Records for this exercise
_ _ _ _
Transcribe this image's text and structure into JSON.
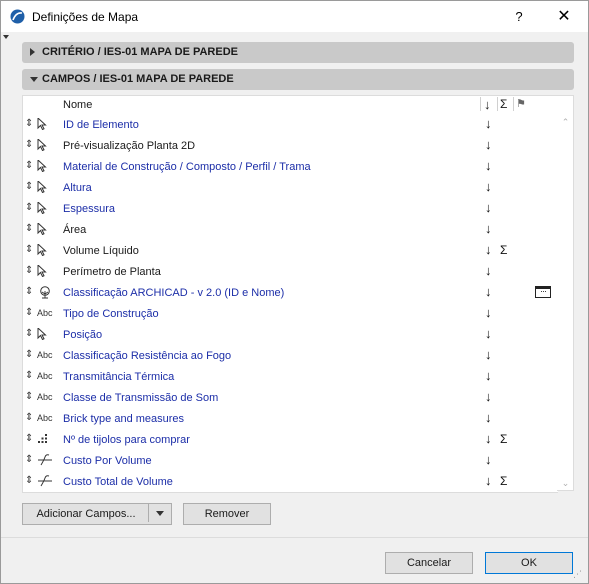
{
  "window": {
    "title": "Definições de Mapa",
    "help": "?",
    "close": "✕"
  },
  "sections": {
    "criteria": "CRITÉRIO / IES-01 MAPA DE PAREDE",
    "fields": "CAMPOS / IES-01 MAPA DE PAREDE"
  },
  "list": {
    "header": {
      "name": "Nome",
      "sort": "↓",
      "sum": "Σ",
      "flag": "⚑"
    },
    "rows": [
      {
        "name": "ID de Elemento",
        "type": "arrow",
        "color": "blue",
        "sort": "↓",
        "sum": "",
        "more": false
      },
      {
        "name": "Pré-visualização Planta 2D",
        "type": "arrow",
        "color": "black",
        "sort": "↓",
        "sum": "",
        "more": false
      },
      {
        "name": "Material de Construção / Composto / Perfil / Trama",
        "type": "arrow",
        "color": "blue",
        "sort": "↓",
        "sum": "",
        "more": false
      },
      {
        "name": "Altura",
        "type": "arrow",
        "color": "blue",
        "sort": "↓",
        "sum": "",
        "more": false
      },
      {
        "name": "Espessura",
        "type": "arrow",
        "color": "blue",
        "sort": "↓",
        "sum": "",
        "more": false
      },
      {
        "name": "Área",
        "type": "arrow",
        "color": "black",
        "sort": "↓",
        "sum": "",
        "more": false
      },
      {
        "name": "Volume Líquido",
        "type": "arrow",
        "color": "black",
        "sort": "↓",
        "sum": "Σ",
        "more": false
      },
      {
        "name": "Perímetro de Planta",
        "type": "arrow",
        "color": "black",
        "sort": "↓",
        "sum": "",
        "more": false
      },
      {
        "name": "Classificação ARCHICAD - v 2.0 (ID e Nome)",
        "type": "tree",
        "color": "blue",
        "sort": "↓",
        "sum": "",
        "more": true
      },
      {
        "name": "Tipo de Construção",
        "type": "abc",
        "color": "blue",
        "sort": "↓",
        "sum": "",
        "more": false
      },
      {
        "name": "Posição",
        "type": "arrow",
        "color": "blue",
        "sort": "↓",
        "sum": "",
        "more": false
      },
      {
        "name": "Classificação Resistência ao Fogo",
        "type": "abc",
        "color": "blue",
        "sort": "↓",
        "sum": "",
        "more": false
      },
      {
        "name": "Transmitância Térmica",
        "type": "abc",
        "color": "blue",
        "sort": "↓",
        "sum": "",
        "more": false
      },
      {
        "name": "Classe de Transmissão de Som",
        "type": "abc",
        "color": "blue",
        "sort": "↓",
        "sum": "",
        "more": false
      },
      {
        "name": "Brick type and measures",
        "type": "abc",
        "color": "blue",
        "sort": "↓",
        "sum": "",
        "more": false
      },
      {
        "name": "Nº de tijolos para comprar",
        "type": "num",
        "color": "blue",
        "sort": "↓",
        "sum": "Σ",
        "more": false
      },
      {
        "name": "Custo Por Volume",
        "type": "formula",
        "color": "blue",
        "sort": "↓",
        "sum": "",
        "more": false
      },
      {
        "name": "Custo Total de Volume",
        "type": "formula",
        "color": "blue",
        "sort": "↓",
        "sum": "Σ",
        "more": false
      }
    ],
    "abc_label": "Abc"
  },
  "buttons": {
    "add_fields": "Adicionar Campos...",
    "remove": "Remover",
    "cancel": "Cancelar",
    "ok": "OK"
  },
  "colors": {
    "blue_text": "#1c2ea8",
    "section_bg": "#c9c9c9",
    "primary_border": "#0078d7"
  }
}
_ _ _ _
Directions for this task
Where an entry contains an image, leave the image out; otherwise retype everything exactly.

Task answer
Transcribe this image's text and structure into JSON.
{
  "window": {
    "title": "Definições de Mapa",
    "help": "?",
    "close": "✕"
  },
  "sections": {
    "criteria": "CRITÉRIO / IES-01 MAPA DE PAREDE",
    "fields": "CAMPOS / IES-01 MAPA DE PAREDE"
  },
  "list": {
    "header": {
      "name": "Nome",
      "sort": "↓",
      "sum": "Σ",
      "flag": "⚑"
    },
    "rows": [
      {
        "name": "ID de Elemento",
        "type": "arrow",
        "color": "blue",
        "sort": "↓",
        "sum": "",
        "more": false
      },
      {
        "name": "Pré-visualização Planta 2D",
        "type": "arrow",
        "color": "black",
        "sort": "↓",
        "sum": "",
        "more": false
      },
      {
        "name": "Material de Construção / Composto / Perfil / Trama",
        "type": "arrow",
        "color": "blue",
        "sort": "↓",
        "sum": "",
        "more": false
      },
      {
        "name": "Altura",
        "type": "arrow",
        "color": "blue",
        "sort": "↓",
        "sum": "",
        "more": false
      },
      {
        "name": "Espessura",
        "type": "arrow",
        "color": "blue",
        "sort": "↓",
        "sum": "",
        "more": false
      },
      {
        "name": "Área",
        "type": "arrow",
        "color": "black",
        "sort": "↓",
        "sum": "",
        "more": false
      },
      {
        "name": "Volume Líquido",
        "type": "arrow",
        "color": "black",
        "sort": "↓",
        "sum": "Σ",
        "more": false
      },
      {
        "name": "Perímetro de Planta",
        "type": "arrow",
        "color": "black",
        "sort": "↓",
        "sum": "",
        "more": false
      },
      {
        "name": "Classificação ARCHICAD - v 2.0 (ID e Nome)",
        "type": "tree",
        "color": "blue",
        "sort": "↓",
        "sum": "",
        "more": true
      },
      {
        "name": "Tipo de Construção",
        "type": "abc",
        "color": "blue",
        "sort": "↓",
        "sum": "",
        "more": false
      },
      {
        "name": "Posição",
        "type": "arrow",
        "color": "blue",
        "sort": "↓",
        "sum": "",
        "more": false
      },
      {
        "name": "Classificação Resistência ao Fogo",
        "type": "abc",
        "color": "blue",
        "sort": "↓",
        "sum": "",
        "more": false
      },
      {
        "name": "Transmitância Térmica",
        "type": "abc",
        "color": "blue",
        "sort": "↓",
        "sum": "",
        "more": false
      },
      {
        "name": "Classe de Transmissão de Som",
        "type": "abc",
        "color": "blue",
        "sort": "↓",
        "sum": "",
        "more": false
      },
      {
        "name": "Brick type and measures",
        "type": "abc",
        "color": "blue",
        "sort": "↓",
        "sum": "",
        "more": false
      },
      {
        "name": "Nº de tijolos para comprar",
        "type": "num",
        "color": "blue",
        "sort": "↓",
        "sum": "Σ",
        "more": false
      },
      {
        "name": "Custo Por Volume",
        "type": "formula",
        "color": "blue",
        "sort": "↓",
        "sum": "",
        "more": false
      },
      {
        "name": "Custo Total de Volume",
        "type": "formula",
        "color": "blue",
        "sort": "↓",
        "sum": "Σ",
        "more": false
      }
    ],
    "abc_label": "Abc"
  },
  "buttons": {
    "add_fields": "Adicionar Campos...",
    "remove": "Remover",
    "cancel": "Cancelar",
    "ok": "OK"
  },
  "colors": {
    "blue_text": "#1c2ea8",
    "section_bg": "#c9c9c9",
    "primary_border": "#0078d7"
  }
}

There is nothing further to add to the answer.